● YOUR ASSIGNMENT:
Would you please restate every record exactly as written?

[Opening EXERCISE MATERIAL section]

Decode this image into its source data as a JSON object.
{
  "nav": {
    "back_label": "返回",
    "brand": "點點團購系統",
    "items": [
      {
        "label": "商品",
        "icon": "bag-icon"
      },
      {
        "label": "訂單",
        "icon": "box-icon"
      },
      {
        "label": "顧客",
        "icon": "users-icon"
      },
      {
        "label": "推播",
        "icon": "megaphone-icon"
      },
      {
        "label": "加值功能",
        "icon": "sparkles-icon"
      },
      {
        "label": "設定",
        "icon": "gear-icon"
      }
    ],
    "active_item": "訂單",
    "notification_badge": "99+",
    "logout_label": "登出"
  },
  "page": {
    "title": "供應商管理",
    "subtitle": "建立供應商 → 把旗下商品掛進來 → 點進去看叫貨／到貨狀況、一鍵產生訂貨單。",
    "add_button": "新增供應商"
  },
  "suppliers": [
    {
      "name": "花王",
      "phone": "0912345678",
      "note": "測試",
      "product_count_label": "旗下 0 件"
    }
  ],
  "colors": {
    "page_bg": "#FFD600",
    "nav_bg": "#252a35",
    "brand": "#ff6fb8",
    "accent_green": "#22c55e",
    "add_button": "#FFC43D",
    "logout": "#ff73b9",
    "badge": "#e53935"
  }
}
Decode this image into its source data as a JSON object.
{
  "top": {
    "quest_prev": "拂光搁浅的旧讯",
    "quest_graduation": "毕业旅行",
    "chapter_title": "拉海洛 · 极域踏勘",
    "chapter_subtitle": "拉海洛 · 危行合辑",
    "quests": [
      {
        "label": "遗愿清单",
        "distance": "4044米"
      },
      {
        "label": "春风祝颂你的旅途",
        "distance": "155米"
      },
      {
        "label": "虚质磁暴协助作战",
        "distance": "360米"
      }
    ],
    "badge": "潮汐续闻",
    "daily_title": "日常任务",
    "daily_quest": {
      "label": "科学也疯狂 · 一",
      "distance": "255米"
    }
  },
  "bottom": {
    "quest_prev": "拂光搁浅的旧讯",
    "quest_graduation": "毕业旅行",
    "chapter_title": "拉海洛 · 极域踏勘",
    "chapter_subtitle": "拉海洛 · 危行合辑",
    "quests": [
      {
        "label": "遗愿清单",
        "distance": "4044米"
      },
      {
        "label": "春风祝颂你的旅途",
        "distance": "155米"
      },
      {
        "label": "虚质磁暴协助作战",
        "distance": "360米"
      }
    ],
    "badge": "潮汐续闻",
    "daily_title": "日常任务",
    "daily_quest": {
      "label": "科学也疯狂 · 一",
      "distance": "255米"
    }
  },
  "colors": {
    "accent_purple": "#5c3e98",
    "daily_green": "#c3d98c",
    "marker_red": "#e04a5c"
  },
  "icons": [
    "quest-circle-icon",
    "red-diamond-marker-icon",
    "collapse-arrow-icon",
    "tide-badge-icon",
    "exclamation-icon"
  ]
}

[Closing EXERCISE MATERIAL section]

● SOLVED PROBLEM:
Decode this image into its source data as a JSON object.
{
  "nav": {
    "back_label": "返回",
    "brand": "點點團購系統",
    "items": [
      {
        "label": "商品",
        "icon": "bag-icon"
      },
      {
        "label": "訂單",
        "icon": "box-icon"
      },
      {
        "label": "顧客",
        "icon": "users-icon"
      },
      {
        "label": "推播",
        "icon": "megaphone-icon"
      },
      {
        "label": "加值功能",
        "icon": "sparkles-icon"
      },
      {
        "label": "設定",
        "icon": "gear-icon"
      }
    ],
    "active_item": "訂單",
    "notification_badge": "99+",
    "logout_label": "登出"
  },
  "page": {
    "title": "供應商管理",
    "subtitle": "建立供應商 → 把旗下商品掛進來 → 點進去看叫貨／到貨狀況、一鍵產生訂貨單。",
    "add_button": "新增供應商"
  },
  "suppliers": [
    {
      "name": "花王",
      "phone": "0912345678",
      "note": "測試",
      "product_count_label": "旗下 0 件"
    }
  ],
  "colors": {
    "page_bg": "#FFD600",
    "nav_bg": "#252a35",
    "brand": "#ff6fb8",
    "accent_green": "#22c55e",
    "add_button": "#FFC43D",
    "logout": "#ff73b9",
    "badge": "#e53935"
  }
}
Decode this image into its source data as a JSON object.
{
  "top": {
    "quest_prev": "拂光搁浅的旧讯",
    "quest_graduation": "毕业旅行",
    "chapter_title": "拉海洛 · 极域踏勘",
    "chapter_subtitle": "拉海洛 · 危行合辑",
    "quests": [
      {
        "label": "遗愿清单",
        "distance": "4044米"
      },
      {
        "label": "春风祝颂你的旅途",
        "distance": "155米"
      },
      {
        "label": "虚质磁暴协助作战",
        "distance": "360米"
      }
    ],
    "badge": "潮汐续闻",
    "daily_title": "日常任务",
    "daily_quest": {
      "label": "科学也疯狂 · 一",
      "distance": "255米"
    }
  },
  "bottom": {
    "quest_prev": "拂光搁浅的旧讯",
    "quest_graduation": "毕业旅行",
    "chapter_title": "拉海洛 · 极域踏勘",
    "chapter_subtitle": "拉海洛 · 危行合辑",
    "quests": [
      {
        "label": "遗愿清单",
        "distance": "4044米"
      },
      {
        "label": "春风祝颂你的旅途",
        "distance": "155米"
      },
      {
        "label": "虚质磁暴协助作战",
        "distance": "360米"
      }
    ],
    "badge": "潮汐续闻",
    "daily_title": "日常任务",
    "daily_quest": {
      "label": "科学也疯狂 · 一",
      "distance": "255米"
    }
  },
  "colors": {
    "accent_purple": "#5c3e98",
    "daily_green": "#c3d98c",
    "marker_red": "#e04a5c"
  },
  "icons": [
    "quest-circle-icon",
    "red-diamond-marker-icon",
    "collapse-arrow-icon",
    "tide-badge-icon",
    "exclamation-icon"
  ]
}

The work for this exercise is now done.